Sen. Carter Glass must be rolling over in his grave. The diminutive senator from Virginia was one of the foremost critics of the Wall Street machinations that some blamed for the stock market crash of 1929. His work helped forge post-Depression legislation that separated investment banking from commercial banking. The Glass-Steagall Act was just one of many new laws that came out of the debacle following America's greatest financial crisis, which also gave birth to the Securities and Exchange Commission.
The thinking by Sen. Glass and others was that the mixing of the two activities created an inherent conflict of interest, under which the sales forces for those Wall Street firms underwriting stock issues were encouraged to tout their firm's issues, often at the expense of the investing public. Hearings on Capitol Hill highlighted the conflicts of many firms that engaged in both types of activities.
But the emergence of the diversified financial conglomerate has ushered in a new era, where firms provide all forms of services for individuals and institutional clients en masse.
It took decades to accomplish, but the financial industry lobby finally succeeded in eliminating the last vestiges of Glass-Steagall via the so-called Gramm-Leach-Bliley Act, which once again allowed firms to officially mix investment banking with commercial banking and a host of other financial activities. Of course, many had been doing so for years anyway under administrative fiat, undermining the act.
One of the promises that convinced Congress to repeal Glass-Steagall was the existence of a "Chinese Wall," an invisible barrier, policed only by the goodwill of the Wall Street firms, that would separate such activities as investment banking from securities sales to individuals. But important e-mails uncovered recently in New York illustrate that it was common practice for firms (Merrill Lynch, is the one being singled out now), to have their "independent" analysts tout stocks that were being underwritten by the investment banking side of the firm, even when they knew the stocks to be real dogs. This is just the sort of conflict that the Chinese Wall was supposed to protect investors against. At least that's what the banking lobby promised Congress in order to convince them to repeal Glass-Steagall.
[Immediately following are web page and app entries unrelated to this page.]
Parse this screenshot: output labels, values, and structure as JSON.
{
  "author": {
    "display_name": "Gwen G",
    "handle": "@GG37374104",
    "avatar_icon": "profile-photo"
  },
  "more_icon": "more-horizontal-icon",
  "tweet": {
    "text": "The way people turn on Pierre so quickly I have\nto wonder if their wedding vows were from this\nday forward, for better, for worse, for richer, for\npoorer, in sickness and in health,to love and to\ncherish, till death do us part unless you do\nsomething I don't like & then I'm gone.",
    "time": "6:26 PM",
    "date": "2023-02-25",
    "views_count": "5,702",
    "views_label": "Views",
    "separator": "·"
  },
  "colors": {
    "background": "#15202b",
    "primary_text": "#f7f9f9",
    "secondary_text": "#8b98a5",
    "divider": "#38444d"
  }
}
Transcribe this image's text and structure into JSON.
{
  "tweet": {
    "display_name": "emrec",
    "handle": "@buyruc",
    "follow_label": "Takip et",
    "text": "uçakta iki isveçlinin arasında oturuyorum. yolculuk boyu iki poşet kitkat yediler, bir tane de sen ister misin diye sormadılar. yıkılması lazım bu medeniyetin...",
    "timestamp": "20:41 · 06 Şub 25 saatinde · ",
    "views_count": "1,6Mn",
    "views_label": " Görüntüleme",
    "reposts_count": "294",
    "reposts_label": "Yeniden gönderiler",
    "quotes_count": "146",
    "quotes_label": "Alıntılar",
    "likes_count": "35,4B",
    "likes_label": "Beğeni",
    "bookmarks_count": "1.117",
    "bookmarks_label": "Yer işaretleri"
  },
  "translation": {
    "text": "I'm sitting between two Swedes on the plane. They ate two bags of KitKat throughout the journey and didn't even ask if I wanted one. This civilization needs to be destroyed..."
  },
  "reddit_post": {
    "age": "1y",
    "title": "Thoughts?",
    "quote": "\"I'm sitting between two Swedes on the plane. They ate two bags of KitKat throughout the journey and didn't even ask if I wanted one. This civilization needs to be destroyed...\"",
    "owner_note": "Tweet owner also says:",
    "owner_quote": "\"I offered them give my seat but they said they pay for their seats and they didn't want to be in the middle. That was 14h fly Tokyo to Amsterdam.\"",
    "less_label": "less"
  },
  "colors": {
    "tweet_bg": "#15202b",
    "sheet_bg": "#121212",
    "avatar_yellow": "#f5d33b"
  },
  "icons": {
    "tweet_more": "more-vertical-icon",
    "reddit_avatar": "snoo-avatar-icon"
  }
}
Those in the credit union movement ought to be following this scandal closely as they contemplate exercising the new powers granted them to move securities and insurance activities in-house under NCUA's incidental powers Rule. While credit unions themselves may not be underwriting securities, there are other potential conflicts. For example, will credit union sales representatives be encouraged to favor one mutual fund or insurance product over another because the credit union is being paid a commission? Will sales reps churn sales of sub-prime products just to boost revenue volumes?
Credit union people always say they're different, that they're not motivated by profit, but by member service. But human nature is human nature. These are some of the difficult issues that have been brought to light by the growing scandal on Wall Street.